What is the justification for these extradition cases, for alleged offences which happened physically from within the United Kingdom ?
Gary McKinnon's extradition case seems to hinge on a Diplomatic Note about Military Commission Order No. 1 (.pdf) "enemy combatant status" .
If this Note is not acceptable to the Court, there can be no extradition, basically because of the perversion of the normal US civilian judicial legal system,
by the ongoing human rights scandal of Guantanamo Bay, which has been so counterproductive in terms of the war for "hearts and minds" against terrorism.
His hearing has now been adjourned until 14th March at 10am, by which time there should hopefully have been a decision on the strength / validity of a similar Diplomatic Note in the Babar Ahmad case, to be heard on Monday 20th February, and hopefully the results of the Judicial Review in the Enron 3 / NatWest bankers case.
Another personal account of Wednesday's Court proceedings:
The first day (Tuesday 14th) February of Gary McKinnon's extradition hearing at Bow Street Magistrates' Coirt has concluded. We await Wednesday's proceedings with interest.
Here is a first hand report by one of his friends:
Gary McKinnon's extradition hearing is set to start next Tuesday February 14th, and might take 2 or 3 days, or it might be oover in one day, or it might be postponed in the light of the the forthcoming High Court Appeal of the Enron / NatWest 3 on February 20th:
Meeting in the House of Commons calling for urgent review of the controversial UK-US Extradition Treaty 2003

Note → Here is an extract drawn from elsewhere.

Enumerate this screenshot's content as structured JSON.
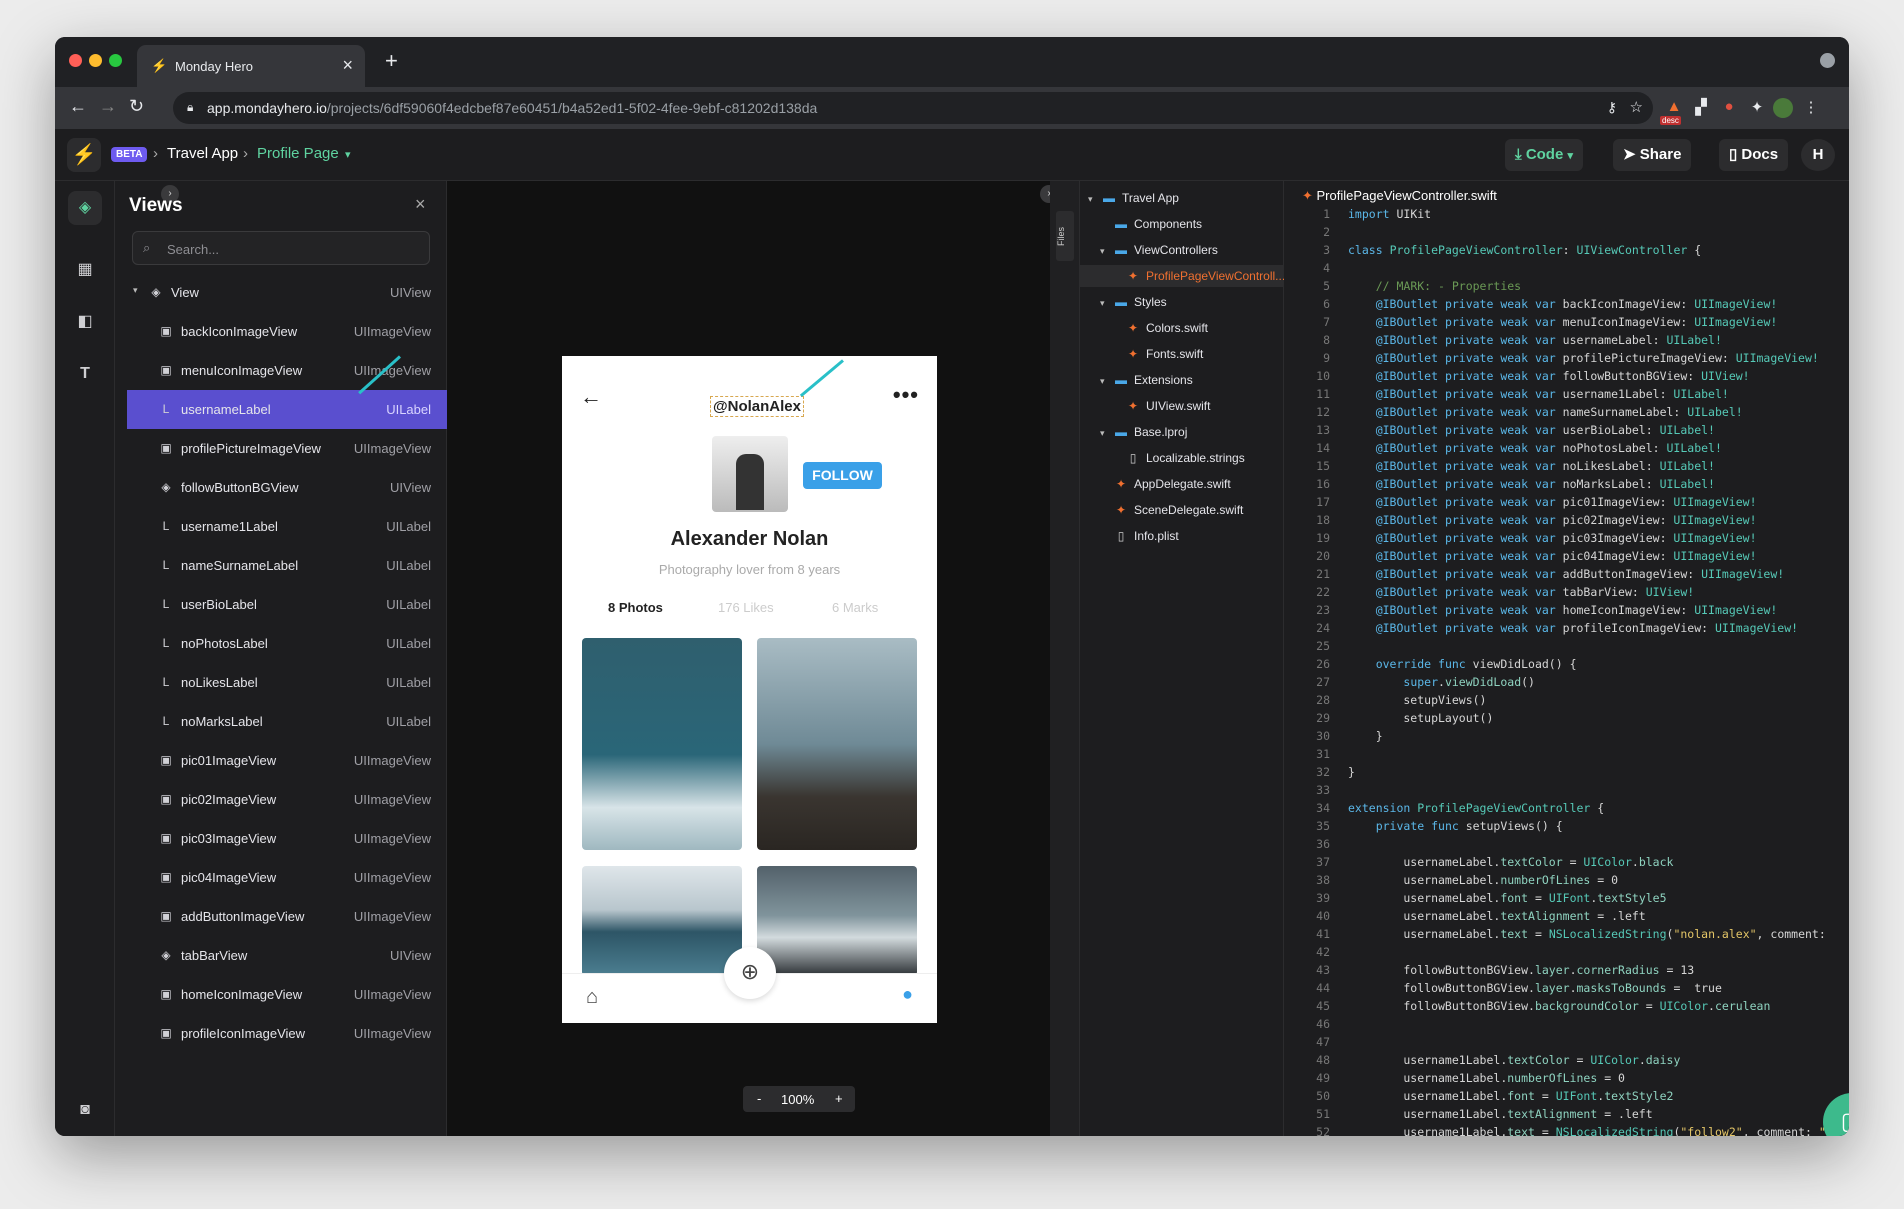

Meeting Venue: Attlee Suite, House of Commons, Westminster
Date: Thursday 16th February 2006
Time: 6.45pm – 8.30pm